How an emerging cashless society is changing payments in Australia
Australians are using less and less cash and can expect a wave of innovative payments technologies from next year when the new payments infrastructure is introduced.The Reserve Bank of Australia’s (RBA) latest survey on how Australians spend found consumers are increasingly using their debit or credit cards instead of paying in cash or writing cheques.
The RBA’s 2016 Consumer Payments Survey shows the number of cash transactions has declined sharply over the past decade. In 2007, some 69 per cent of all transactions were made with cash, but by the end of 2016 this had dropped to 37 per cent.
Instead, the use of credit and debit cards has doubled to 52 per cent of transactions. Cash still tends to be favoured among older and low-income Australians, the RBA says.
In fact, card transactions have become so ubiquitous that a handful of businesses no longer take cash. At Spice Alley in Sydney’s Kensington Street, Chippendale, none of the restaurants accept cash, with the CEO Marcus Chang explaining that cashless payments are more secure, quicker for consumers and reduces bookkeeping.
The decline in cash is in part driven by the sharp rise in cashless payments. According to the RBA, ‘tap and go’ payments make up over 60 per cent of all card payments at point-of-sale.
However, while more and more small payments are being made with contactless ‘tap and go’ cards, cash is still often used for lower-value transactions and accounts for a significant share of payments for some segments of the community.
According to the RBA, cash still tends to be favoured among older and low-income Australians. As such many retailers, including Australia Post, continue supporting those who prefer paying in cash while offering consumers a diversity of payment options.
Very few smart phone payments
However, despite very high rates of smart phone penetration in Australia, mobile phone payments make up only 1 per cent of total payments, with the RBA saying most consumers are satisfied with their current payment methods.
Catherine Batch, an associate at the Payments Consulting Network, says Australians tend to stick with tried and true payment methods which they know are safe. They will need incentives such as loyalty points to switch payment methods. “You can change people’s behaviour by offering really easy understood benefits in loyalty programs,” she says.
Mobile payments are fast gaining traction in South Korea, where retail giants such as Shinsegae Group, Lotte Group and Hyundai Group actively launched and promoted their own payment solutions through their outlets and enjoyed rapid share gain. Batch says banks, retailers and phone companies in South Korea have all cooperated to create compelling loyalty offers for consumers.
In Australia, payments innovation will be boosted by the launch of the New Payments Platform in January next year. The NPP is a new payments infrastructure build by a consortium of commercial banks and the RBA that will facilitate instant, data-rich payments.
“I think we’ll see some exciting things being launched within Australia and people may have thought of them a few years ago but they’re waiting to have them ready to release based on waiting to see what NPP produces,” Batch says.
Instead of users having to wait overnight or longer for cash to move from the payer’s to the payee’s bank account, it will happen in a matter of seconds.
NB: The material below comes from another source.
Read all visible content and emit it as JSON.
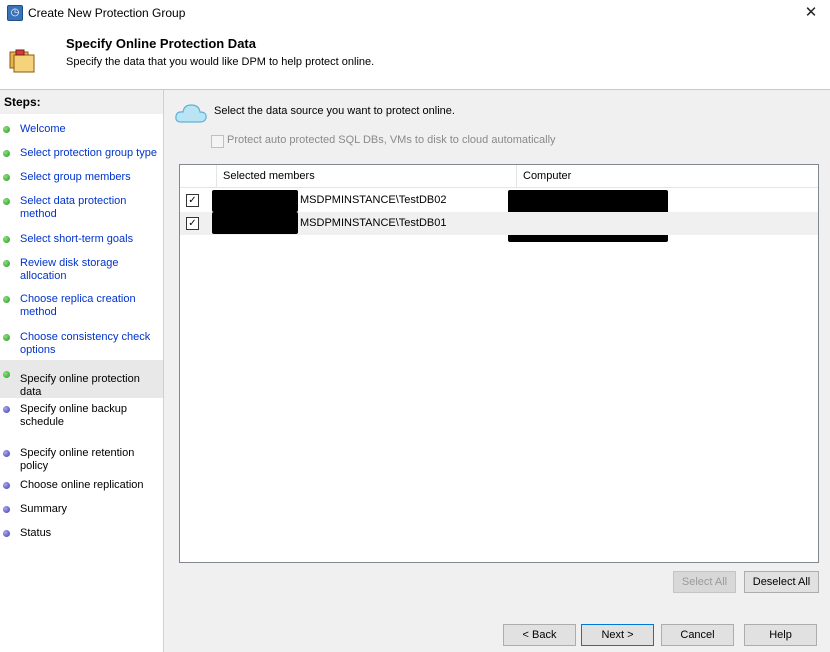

Payers will be able to make payments using the recipient’s mobile phone number or internet address rather than their bank account number.
And instead of data being limited to 18 characters, payments can be accompanied by a large amount of information and even have documents attached to them. This has many potential applications, including making for easier reconciliation of payments by businesses.
Banks working on new payments applications
All the major banks are developing their own NPP applications – known as overlay services – but BPAY will be first to market with Osko. The service will let people to pay in real-time with funds available almost immediately, regardless of their different financial institutions and time of day or week. It will also enable people to send a 280-character description with their payment, making it easier for both parties to know what the money is for.
Interestingly, online purchases made up only 13 per cent of payments in 2016, unchanged from three years earlier. While the use of cash is declining, demand for cash remains strong. At November last year there were around 1.5 billion Australian banknotes in circulation, worth $73 billion.
“Cash has a number of attributes that may be valued by end users,” the RBA says in its payments report. It has near-universal acceptance, facilitates simultaneous exchange and instantaneous settlement, is convenient for person-to-person payments, can still be used at times when electronic payment methods are unavailable due to internet or electricity outages and is anonymous.
Batch expects cash will remain part of the Australian economy for another two decades and adds that government intervention will likely be necessary for Australia to become totally cash free.